Appellee was indicted on four counts of aggravated assault and one count of
driving under the influence. Ortiz was not indicted. Appellee pleaded
guilty to three counts of aggravated assault, including the count naming
Ortiz as a victim. At sentencing, the trial court placed Appellee on
probation for five years and ordered a restitution hearing. Ortiz requested
restitution for $43,903.94 in medical bills; her counsel advised that other
damages would be pursued in a civil case.
The trial court ordered Appellee to pay restitution to all victims except
Ortiz. The court advised that it denied restitution to Ortiz because her
were recklessly caused, and ... the recklessness was a result of substantial
conduct ... by Renee Ortiz in causing the injuries which she suffered, and
[that conduct] included her supervision of Jeremy Clinton, and her purchase
... of all of the alcoholic beverages that were purchased during the trip.

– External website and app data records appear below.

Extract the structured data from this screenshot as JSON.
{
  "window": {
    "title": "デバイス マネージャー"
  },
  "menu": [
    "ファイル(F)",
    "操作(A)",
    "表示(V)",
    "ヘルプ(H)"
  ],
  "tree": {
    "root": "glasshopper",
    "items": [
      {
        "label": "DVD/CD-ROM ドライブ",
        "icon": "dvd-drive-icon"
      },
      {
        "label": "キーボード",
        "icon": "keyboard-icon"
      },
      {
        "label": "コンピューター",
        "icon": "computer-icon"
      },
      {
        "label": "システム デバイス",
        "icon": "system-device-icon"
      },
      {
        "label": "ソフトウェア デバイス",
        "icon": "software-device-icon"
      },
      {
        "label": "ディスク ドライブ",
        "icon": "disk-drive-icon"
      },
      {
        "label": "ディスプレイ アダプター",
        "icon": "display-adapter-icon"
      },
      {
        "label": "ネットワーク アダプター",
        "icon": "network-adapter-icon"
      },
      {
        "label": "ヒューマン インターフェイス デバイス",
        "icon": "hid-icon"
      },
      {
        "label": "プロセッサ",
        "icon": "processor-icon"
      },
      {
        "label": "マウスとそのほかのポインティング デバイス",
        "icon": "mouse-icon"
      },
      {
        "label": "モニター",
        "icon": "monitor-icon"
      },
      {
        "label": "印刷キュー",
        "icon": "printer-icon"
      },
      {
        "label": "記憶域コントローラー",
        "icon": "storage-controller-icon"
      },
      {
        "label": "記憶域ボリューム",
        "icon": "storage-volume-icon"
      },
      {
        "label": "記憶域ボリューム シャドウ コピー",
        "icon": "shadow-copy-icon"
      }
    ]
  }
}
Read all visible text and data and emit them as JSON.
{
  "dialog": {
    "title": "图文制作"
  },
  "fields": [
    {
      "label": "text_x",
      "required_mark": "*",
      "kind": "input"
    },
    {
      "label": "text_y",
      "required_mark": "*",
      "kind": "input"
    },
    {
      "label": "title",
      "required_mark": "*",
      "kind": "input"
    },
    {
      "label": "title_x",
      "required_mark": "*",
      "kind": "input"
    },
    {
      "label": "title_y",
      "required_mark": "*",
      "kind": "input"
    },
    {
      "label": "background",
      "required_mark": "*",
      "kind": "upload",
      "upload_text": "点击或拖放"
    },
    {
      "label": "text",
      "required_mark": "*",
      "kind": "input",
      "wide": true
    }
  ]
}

The Court believes that justice simply does not allow restitution under
those circumstances to Renee Ortiz.
The State appealed. We have jurisdiction pursuant to article VI, section 9
of the Arizona Constitution and Ariz.Rev.Stat.Ann. ("A.R.S.") section 12-
 In Arizona, a crime victim has a constitutional right to "receive
prompt restitution from the person or persons convicted of the criminal
conduct that caused the victim's loss or injury." Ariz. Const. art. II, §
2.1(A)(8) (Supp.1994) (Victims' Bill of Rights); see also A.R.S. §§ 13-4401
to -4438 (1994) and Ariz.R.Crim.P. 39 (enumerating victims' rights in
criminal cases). A crime victim retains victims' rights even if the facts
suggest that the victim might be culpable herself. See Knapp v. Martone,
170 Ariz. 237, 239, 823 P.2d 685, 687 (1992) (affording Victims' Bill of
Rights protection to unindicted suspect in case involving murder of her two
children). "The only victims excluded from the protection of the Victims'
Bill of Rights are those 'in custody for an offense' or those who are 'the
accused.' " Id. In the victims' rights context, the accused is "a person
who has been arrested for committing a criminal offense and who is held for
an initial appearance or other proceeding before trial." Id. (quoting
Victims' Rights Implementation Act, A.R.S. § 13-4401(1) (1991)).
Because Appellee was convicted of criminal conduct that caused injury to
Ortiz, who was neither in custody nor "the accused," Ortiz is entitled to
prompt restitution from Appellee.
Two statutes control the implementation of a victim's right to
restitution: A.R.S. section 13-603(C) (Supp.1994) provides, "If a person
is convicted of an offense, the court shall require the convicted person to
make restitution to the person who is the victim of the crime ... in the
full amount of the economic loss as determined by the court...."; A.R.S.
section 13- 804(B) (Supp.1994) provides, "In ordering restitution for
economic loss ... the court shall consider all losses caused by the criminal
offense or offenses for which the defendant has been convicted."